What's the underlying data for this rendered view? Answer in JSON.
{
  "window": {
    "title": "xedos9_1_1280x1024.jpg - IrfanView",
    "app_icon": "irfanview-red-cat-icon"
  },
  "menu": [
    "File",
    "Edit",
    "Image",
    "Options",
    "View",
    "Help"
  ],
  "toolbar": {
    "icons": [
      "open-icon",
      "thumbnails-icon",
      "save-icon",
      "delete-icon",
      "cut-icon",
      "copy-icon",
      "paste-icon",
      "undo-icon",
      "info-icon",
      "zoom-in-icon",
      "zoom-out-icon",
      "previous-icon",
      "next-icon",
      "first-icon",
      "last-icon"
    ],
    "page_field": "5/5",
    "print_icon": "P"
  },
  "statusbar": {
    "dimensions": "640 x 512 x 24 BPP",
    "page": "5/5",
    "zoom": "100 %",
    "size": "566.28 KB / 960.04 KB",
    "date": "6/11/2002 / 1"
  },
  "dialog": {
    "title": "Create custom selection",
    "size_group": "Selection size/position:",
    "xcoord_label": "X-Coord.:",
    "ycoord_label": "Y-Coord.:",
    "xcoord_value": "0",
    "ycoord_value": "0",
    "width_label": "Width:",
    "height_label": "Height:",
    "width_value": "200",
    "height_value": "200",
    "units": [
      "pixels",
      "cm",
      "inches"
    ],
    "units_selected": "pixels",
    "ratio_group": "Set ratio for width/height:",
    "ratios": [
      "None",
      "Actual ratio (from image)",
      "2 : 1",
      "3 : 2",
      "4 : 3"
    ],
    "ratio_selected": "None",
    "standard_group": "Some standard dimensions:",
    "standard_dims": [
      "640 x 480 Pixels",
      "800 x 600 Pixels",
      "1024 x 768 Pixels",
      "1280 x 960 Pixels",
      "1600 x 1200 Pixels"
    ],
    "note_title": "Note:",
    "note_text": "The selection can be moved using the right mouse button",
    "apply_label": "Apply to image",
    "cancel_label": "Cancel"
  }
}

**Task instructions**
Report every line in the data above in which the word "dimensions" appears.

**Response to this exercise**
    "dimensions": "640 x 512 x 24 BPP",
    "standard_group": "Some standard dimensions:",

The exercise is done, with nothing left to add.